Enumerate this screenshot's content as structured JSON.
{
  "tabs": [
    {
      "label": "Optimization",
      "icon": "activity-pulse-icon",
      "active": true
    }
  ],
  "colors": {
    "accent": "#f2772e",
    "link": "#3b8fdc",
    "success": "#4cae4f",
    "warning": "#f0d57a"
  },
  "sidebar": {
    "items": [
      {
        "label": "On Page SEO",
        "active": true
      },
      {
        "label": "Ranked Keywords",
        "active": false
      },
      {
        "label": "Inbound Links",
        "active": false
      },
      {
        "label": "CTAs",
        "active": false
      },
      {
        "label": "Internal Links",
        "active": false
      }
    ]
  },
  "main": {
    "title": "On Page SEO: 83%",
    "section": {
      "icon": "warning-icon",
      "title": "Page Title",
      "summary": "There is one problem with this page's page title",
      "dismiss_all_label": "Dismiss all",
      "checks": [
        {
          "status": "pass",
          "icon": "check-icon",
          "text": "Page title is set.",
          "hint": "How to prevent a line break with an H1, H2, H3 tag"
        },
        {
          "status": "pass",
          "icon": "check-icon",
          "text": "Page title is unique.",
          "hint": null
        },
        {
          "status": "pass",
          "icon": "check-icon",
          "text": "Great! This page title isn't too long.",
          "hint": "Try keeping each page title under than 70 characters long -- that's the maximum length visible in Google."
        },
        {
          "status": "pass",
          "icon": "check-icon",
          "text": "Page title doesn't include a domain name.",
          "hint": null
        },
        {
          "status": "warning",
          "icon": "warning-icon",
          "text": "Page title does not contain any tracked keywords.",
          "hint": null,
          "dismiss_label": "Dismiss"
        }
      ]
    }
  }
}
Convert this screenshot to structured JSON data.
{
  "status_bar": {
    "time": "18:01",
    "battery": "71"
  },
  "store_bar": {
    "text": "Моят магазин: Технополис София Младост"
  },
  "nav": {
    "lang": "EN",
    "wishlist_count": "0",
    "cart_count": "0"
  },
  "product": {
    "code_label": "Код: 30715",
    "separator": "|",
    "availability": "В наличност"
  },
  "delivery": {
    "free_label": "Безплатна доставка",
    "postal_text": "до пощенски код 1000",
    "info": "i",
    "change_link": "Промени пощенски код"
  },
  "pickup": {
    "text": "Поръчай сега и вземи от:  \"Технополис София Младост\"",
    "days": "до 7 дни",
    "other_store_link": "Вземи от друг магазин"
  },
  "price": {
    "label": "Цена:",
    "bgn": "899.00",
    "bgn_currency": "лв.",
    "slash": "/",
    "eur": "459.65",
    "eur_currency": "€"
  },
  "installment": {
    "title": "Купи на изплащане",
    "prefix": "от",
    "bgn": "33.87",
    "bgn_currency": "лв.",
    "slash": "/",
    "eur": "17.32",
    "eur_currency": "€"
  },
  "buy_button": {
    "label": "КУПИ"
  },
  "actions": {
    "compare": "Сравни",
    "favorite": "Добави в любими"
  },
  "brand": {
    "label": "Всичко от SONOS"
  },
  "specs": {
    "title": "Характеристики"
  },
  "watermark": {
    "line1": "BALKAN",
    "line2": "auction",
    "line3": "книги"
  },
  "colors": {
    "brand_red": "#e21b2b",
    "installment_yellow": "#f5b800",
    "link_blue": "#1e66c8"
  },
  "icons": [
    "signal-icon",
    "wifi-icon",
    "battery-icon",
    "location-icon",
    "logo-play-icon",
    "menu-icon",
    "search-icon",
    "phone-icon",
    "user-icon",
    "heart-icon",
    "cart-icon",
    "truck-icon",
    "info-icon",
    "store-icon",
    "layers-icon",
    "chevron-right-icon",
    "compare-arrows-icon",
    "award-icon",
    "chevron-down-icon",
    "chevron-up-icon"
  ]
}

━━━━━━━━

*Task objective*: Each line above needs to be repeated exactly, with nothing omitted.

*Expected answer*:
Enumerate this screenshot's content as structured JSON.
{
  "tabs": [
    {
      "label": "Optimization",
      "icon": "activity-pulse-icon",
      "active": true
    }
  ],
  "colors": {
    "accent": "#f2772e",
    "link": "#3b8fdc",
    "success": "#4cae4f",
    "warning": "#f0d57a"
  },
  "sidebar": {
    "items": [
      {
        "label": "On Page SEO",
        "active": true
      },
      {
        "label": "Ranked Keywords",
        "active": false
      },
      {
        "label": "Inbound Links",
        "active": false
      },
      {
        "label": "CTAs",
        "active": false
      },
      {
        "label": "Internal Links",
        "active": false
      }
    ]
  },
  "main": {
    "title": "On Page SEO: 83%",
    "section": {
      "icon": "warning-icon",
      "title": "Page Title",
      "summary": "There is one problem with this page's page title",
      "dismiss_all_label": "Dismiss all",
      "checks": [
        {
          "status": "pass",
          "icon": "check-icon",
          "text": "Page title is set.",
          "hint": "How to prevent a line break with an H1, H2, H3 tag"
        },
        {
          "status": "pass",
          "icon": "check-icon",
          "text": "Page title is unique.",
          "hint": null
        },
        {
          "status": "pass",
          "icon": "check-icon",
          "text": "Great! This page title isn't too long.",
          "hint": "Try keeping each page title under than 70 characters long -- that's the maximum length visible in Google."
        },
        {
          "status": "pass",
          "icon": "check-icon",
          "text": "Page title doesn't include a domain name.",
          "hint": null
        },
        {
          "status": "warning",
          "icon": "warning-icon",
          "text": "Page title does not contain any tracked keywords.",
          "hint": null,
          "dismiss_label": "Dismiss"
        }
      ]
    }
  }
}
Convert this screenshot to structured JSON data.
{
  "status_bar": {
    "time": "18:01",
    "battery": "71"
  },
  "store_bar": {
    "text": "Моят магазин: Технополис София Младост"
  },
  "nav": {
    "lang": "EN",
    "wishlist_count": "0",
    "cart_count": "0"
  },
  "product": {
    "code_label": "Код: 30715",
    "separator": "|",
    "availability": "В наличност"
  },
  "delivery": {
    "free_label": "Безплатна доставка",
    "postal_text": "до пощенски код 1000",
    "info": "i",
    "change_link": "Промени пощенски код"
  },
  "pickup": {
    "text": "Поръчай сега и вземи от:  \"Технополис София Младост\"",
    "days": "до 7 дни",
    "other_store_link": "Вземи от друг магазин"
  },
  "price": {
    "label": "Цена:",
    "bgn": "899.00",
    "bgn_currency": "лв.",
    "slash": "/",
    "eur": "459.65",
    "eur_currency": "€"
  },
  "installment": {
    "title": "Купи на изплащане",
    "prefix": "от",
    "bgn": "33.87",
    "bgn_currency": "лв.",
    "slash": "/",
    "eur": "17.32",
    "eur_currency": "€"
  },
  "buy_button": {
    "label": "КУПИ"
  },
  "actions": {
    "compare": "Сравни",
    "favorite": "Добави в любими"
  },
  "brand": {
    "label": "Всичко от SONOS"
  },
  "specs": {
    "title": "Характеристики"
  },
  "watermark": {
    "line1": "BALKAN",
    "line2": "auction",
    "line3": "книги"
  },
  "colors": {
    "brand_red": "#e21b2b",
    "installment_yellow": "#f5b800",
    "link_blue": "#1e66c8"
  },
  "icons": [
    "signal-icon",
    "wifi-icon",
    "battery-icon",
    "location-icon",
    "logo-play-icon",
    "menu-icon",
    "search-icon",
    "phone-icon",
    "user-icon",
    "heart-icon",
    "cart-icon",
    "truck-icon",
    "info-icon",
    "store-icon",
    "layers-icon",
    "chevron-right-icon",
    "compare-arrows-icon",
    "award-icon",
    "chevron-down-icon",
    "chevron-up-icon"
  ]
}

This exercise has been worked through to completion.